COLD SPRING HARBOR, NEW YORK — At last count, the international research community had sequenced close to 4,000 individual cancer samples, with plans in the works to study at least 21,000 more tumor genomes by the end of 2014. These genomic data sets, which span some 50 different cancer types covering nearly every organ in the body, have opened the door to a number of new targeted treatment options by identifying major genetic changes that distinguish cancer cells from normal cells. To date, however, almost all cancer genomes have come from bulk tumor samples containing many different cells, and this cellular lumping can mask some of the fine-grained complexity of the disease that underpins much of drug resistance and susceptibility.

“The best way to begin studying populations of cancer cells is to look at what happens in single cells,” says Timour Baslan, a geneticist at the Cold Spring Harbor Laboratory (CSHL) in Long Island, New York, who published a protocol last month for how to analyze copy number variation of single cancer cells (Nat. Protoc. 7, 1024–1041, 2012).

To enable cancer genomics at the individual tumor cell level, in December 2010 Life Technologies, based in Carlsbad, California, announced a $1 million prize to the first team that could sequence the entire genome and RNA content of a single cancer cell. And now, many researchers are getting close to that goal.

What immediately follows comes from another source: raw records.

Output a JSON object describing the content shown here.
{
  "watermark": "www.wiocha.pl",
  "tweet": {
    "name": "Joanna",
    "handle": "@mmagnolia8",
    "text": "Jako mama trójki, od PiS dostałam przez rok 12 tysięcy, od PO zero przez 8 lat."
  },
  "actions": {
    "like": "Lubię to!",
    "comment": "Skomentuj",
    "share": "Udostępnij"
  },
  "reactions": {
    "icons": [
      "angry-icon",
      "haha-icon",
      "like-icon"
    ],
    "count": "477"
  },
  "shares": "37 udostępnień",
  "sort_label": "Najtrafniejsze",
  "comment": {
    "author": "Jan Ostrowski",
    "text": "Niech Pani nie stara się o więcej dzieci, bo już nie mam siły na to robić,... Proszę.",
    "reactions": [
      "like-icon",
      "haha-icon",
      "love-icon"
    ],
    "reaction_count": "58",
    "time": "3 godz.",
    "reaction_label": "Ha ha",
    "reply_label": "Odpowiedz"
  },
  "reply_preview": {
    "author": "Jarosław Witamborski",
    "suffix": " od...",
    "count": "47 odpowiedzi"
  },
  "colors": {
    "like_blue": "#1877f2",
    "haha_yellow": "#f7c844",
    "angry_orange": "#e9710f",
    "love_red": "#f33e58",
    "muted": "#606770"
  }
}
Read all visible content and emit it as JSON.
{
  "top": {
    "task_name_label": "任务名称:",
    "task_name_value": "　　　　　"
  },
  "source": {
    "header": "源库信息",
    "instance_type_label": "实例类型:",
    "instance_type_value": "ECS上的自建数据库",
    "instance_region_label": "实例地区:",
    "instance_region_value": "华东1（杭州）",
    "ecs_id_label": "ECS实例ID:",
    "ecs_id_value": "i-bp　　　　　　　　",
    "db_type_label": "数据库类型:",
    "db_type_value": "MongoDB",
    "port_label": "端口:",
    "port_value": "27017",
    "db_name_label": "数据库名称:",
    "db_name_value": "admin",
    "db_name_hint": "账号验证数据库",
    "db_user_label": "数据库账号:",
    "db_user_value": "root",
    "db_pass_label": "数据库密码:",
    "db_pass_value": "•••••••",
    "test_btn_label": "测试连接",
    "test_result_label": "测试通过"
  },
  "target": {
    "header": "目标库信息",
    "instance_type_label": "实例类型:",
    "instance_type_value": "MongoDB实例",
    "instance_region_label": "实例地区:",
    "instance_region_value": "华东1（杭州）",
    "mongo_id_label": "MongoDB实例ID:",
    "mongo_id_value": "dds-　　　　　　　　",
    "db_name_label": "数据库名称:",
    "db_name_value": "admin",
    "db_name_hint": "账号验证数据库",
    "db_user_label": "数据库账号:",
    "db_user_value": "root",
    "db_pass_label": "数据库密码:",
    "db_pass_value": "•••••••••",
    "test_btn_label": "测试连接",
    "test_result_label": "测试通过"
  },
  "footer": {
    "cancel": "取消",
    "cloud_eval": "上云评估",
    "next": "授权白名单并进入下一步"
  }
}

At the CSHL Meeting on The Biology of Genomes here last month, Nicholas Navin, a geneticist at the MD Anderson Cancer Center in Houston, presented new data on the genetics of breast cancer at single-cell resolution. Previously, Navin had looked at copy number variants in 100 individual cells in each of two human breast cancer cases and showed that one such tumor contained three distinct subpopulations of cells, whereas the other cancer was made up of a genetically identical pool of cells (Nature 472, 90–94, 2011). Now, Navin has honed his technology to make it sensitive enough to detect single nucleotide differences, and he has found in a set of four cells from a single invasive breast cancer tumor that the individual cells often contain dozens of rare mutations that typically go undetected by bulk tumor-sequencing methods.

“It's my hope that these new tools can be used to improve diagnosis and treatment,” Navin says.

“They could become very powerful at detecting remaining cancer cells that can linger in the body for months or years,” as well as guide the appropriate course of adjuvant or chemotherapy, he notes.

Of a single mind

Meanwhile, Baslan and others at CSHL scanned for copy number variation in100 cells each from 12 breast cancer tumors both before and after chemotherapy. Reporting at the meeting on the first three such tumors, the researchers found that some people's cancers had gained genetic material after the treatment, whereas other tumors showed signs of chromosomal rearrangements. Although such analyses are possible with bulk sequencing, “this type of evaluation has been traditionally overlooked in cancer studies,” says Baslan.

Baslan and his colleagues started out by studying copy number variation because this method requires less starting material than is needed for full sequencing—and single cells don't have much DNA to begin with. In March, however, scientists from the BGI genomics center in Shenzhen, China reported a way to amplify the DNA three-million-fold, creating enough starting material to decode the entire protein-coding portion of the genome down to the single nucleotide level for individual cancer cells (Cell 148, 873–885, 2012).

Future single-cell sequencing projects should also become easier thanks to the creation last month of a new single-cell genomics center at the Broad Institute in Cambridge, Massachusetts, with equipment and staff support from Fluidigm Corporation, a microfluidics technology company based in South San Francisco. According to Fluidigm's president and chief executive Gajus Worthington, the new center will begin by focusing on cancer stem cells and circulating tumor cells. “We hope that studying these cells will lead to a new type of biopsy that identifies from the start whether a tumor will spread or is drug resistant,” he says.